Tag Archives: Security

Who watches the watchers?

From the Orlando Sentinal is this report about police abusing the FL DMV database. The is more about it at the Reason blog.

Government databases will always be abused. That’s the nature of man and there is no use fighting it. Which is why massive government databases should not be created to begin with, unless there is no alternative.

We have met the security team and they is us!

John Fontana writes about a new idea called People Centric Security. The idea is to loosen enterprise security policies so that security decisions are made by those directly responsible for business area rather than a central security team.

To paraphrase the immortal words of Pogo: We have met the security team and they is us!

For better or worse I think this actually reflects the current state rather than some new idea. For all the work security teams do, users just work around them to do what they need to do.

Who many times have you heard these conversations:

  • The mail server blocked your attachment. Can you send it to my gmail account?
  • I can’t reach your website. Let me disconnect from the VPN and try again.
  • Our machines disallow USB storage devices, but I can upload the files to DropBox.

Your company’s security already depends on your users. They are just pretending it doesn’t.

Security via obscurity failed… in 1903

This is a wonderful story about the hacking of Marconi’s wireless system in 1903. Marconi touted the security of his system based on a tight (and presumably not publicly disclosed) frequency bandwidth. Of course it was hacked in a public and humiliating fashion.

Security via obscurity, as effective in 1903 as it is today.

Hat tip to Bruce Schneier.

Rise of SaaW?

There are a couple of interesting articles on Stuxnet out recently. This article poses the astonishing possibility that it was a directed attack at the Iranian Bushehr nuclear plant. The arguments given, however, are highly circumstantial.

This article also puts forth the notion that Stuxnet was likely created by some government.

Is this the first instance of SaaW, software as a weapon?

Stealing the keys to the kingdom

There are some interesting tidbits coming out about the Chinese hack of Google. Apparently the source code to Google’s SSO technology was a target (although this is misstated in the headline as a “password system”). It’s unknown at this point what source code (if any) was taken, but this highlights the nightmare scenario of the SSO world.

If a vulnerability is found in your token generation code such that someone can spoof a token, then your SSO system and every system connected to it is compromised.

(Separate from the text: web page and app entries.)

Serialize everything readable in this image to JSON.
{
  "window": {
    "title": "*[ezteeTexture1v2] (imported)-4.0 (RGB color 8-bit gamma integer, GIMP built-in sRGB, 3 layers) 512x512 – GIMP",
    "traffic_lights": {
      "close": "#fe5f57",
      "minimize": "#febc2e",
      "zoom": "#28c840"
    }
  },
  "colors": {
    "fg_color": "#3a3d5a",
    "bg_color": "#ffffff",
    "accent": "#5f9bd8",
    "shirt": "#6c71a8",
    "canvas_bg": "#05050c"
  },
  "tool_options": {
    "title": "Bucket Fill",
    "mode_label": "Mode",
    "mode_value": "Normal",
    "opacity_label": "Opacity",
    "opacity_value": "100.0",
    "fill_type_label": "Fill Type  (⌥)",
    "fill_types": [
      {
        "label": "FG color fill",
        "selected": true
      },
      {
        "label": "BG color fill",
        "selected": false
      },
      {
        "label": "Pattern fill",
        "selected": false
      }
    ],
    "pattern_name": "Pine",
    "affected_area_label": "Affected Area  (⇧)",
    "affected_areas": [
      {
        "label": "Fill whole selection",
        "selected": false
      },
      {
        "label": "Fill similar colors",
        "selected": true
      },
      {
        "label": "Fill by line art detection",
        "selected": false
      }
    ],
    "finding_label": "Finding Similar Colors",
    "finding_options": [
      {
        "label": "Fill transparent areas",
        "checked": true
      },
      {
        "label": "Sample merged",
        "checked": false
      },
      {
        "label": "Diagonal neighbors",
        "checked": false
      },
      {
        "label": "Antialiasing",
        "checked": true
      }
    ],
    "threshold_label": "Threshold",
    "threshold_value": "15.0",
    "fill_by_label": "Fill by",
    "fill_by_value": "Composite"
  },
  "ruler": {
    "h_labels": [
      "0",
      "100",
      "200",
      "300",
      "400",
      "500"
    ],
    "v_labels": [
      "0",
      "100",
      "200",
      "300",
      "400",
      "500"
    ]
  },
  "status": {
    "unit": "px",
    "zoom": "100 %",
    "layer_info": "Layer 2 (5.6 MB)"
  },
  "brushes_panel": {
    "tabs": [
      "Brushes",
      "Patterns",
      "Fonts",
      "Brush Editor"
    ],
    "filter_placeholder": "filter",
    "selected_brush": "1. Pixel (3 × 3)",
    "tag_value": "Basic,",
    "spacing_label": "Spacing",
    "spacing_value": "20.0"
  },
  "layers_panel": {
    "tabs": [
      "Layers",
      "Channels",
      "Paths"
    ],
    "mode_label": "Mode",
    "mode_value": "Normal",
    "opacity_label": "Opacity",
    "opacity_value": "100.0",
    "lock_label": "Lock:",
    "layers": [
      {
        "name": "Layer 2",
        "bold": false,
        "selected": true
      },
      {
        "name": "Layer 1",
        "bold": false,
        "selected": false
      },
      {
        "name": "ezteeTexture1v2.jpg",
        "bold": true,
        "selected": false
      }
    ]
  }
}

Of course just having the source code is not in itself a problem. Typically there is a private key that is used to encrypt or sign the token. But protecting that private key is the issue and that is where the source code is key. If you think your key has been compromised you can replace it. But the code that authenticates the user and generates the token needs to get the private key to do the encryption (or signing (or both)). If the secret algorithm to access that key is compromised, then the attacker can then attempt to penetrate the system where that key lives and get the key. With the key and token generating code in hand the attacker can then access any SSO protected system.

And here is an ugly secret. If the SSO technology is public key encryption, they key on needs to exist where the token is initially generated. If it’s based on symmetric key encryption then the key has to exist on every server in the SSO environment.

So just use public key encryption, that solves the problem right? Not so fast. One critical aspect of SSO is inactive session timeout. That requires the token to be “refreshed” when used so that it expired based on inactivity. Refreshing the token at every server in the SSO system (every PEP if you will) requires either that server to have the key, or it make a remote calls to a common authentication service to refresh the token.

There are pluses and minuses to both approaches. One puts the keys to the kingdom in more locations but the other adds overhead to the token refresh. When security and performance collide, who do you think usually wins?

These kinds of trade offs are what make SSO so interesting to me.

Note that I am not talking about federated SSO (SAML or openid) or intranet SSO (Kerberos) as they present a different set of challenges.

I thought xauth was a Unix command…

Axel Nennker is calling out Google and Meebo for the privacy aspects of the new XAuth spec.

Peter Yarid has some thoughts here, but criticizes it more from a business than privacy standpoint.

Techie-buzz has this candidate for the understatement award:

There are of course privacy implications because not every user would want every website in the world to know what social networks it uses.

Gee, you think?

You have already agreed to be monitored

Steve Chapman poses the question, “would you volunteer to carry a device that lets the police monitor your location 24×7, every day?” He then lets you in on a secret, you already have. In fact chances are you have the locator on your person at this very moment.

It’s called a cell phone.

Just think of the privacy implications here. The government can tell if you spend the night at someone elses house, visit a red light district, attend a political rally, drive too fast, or get a medical procedure. They can know where you are at all times, both when you are out in public or when you are in a private residence.

Oh, and the current administration (like the last one) doesn’t think a warrant should be required for any of this.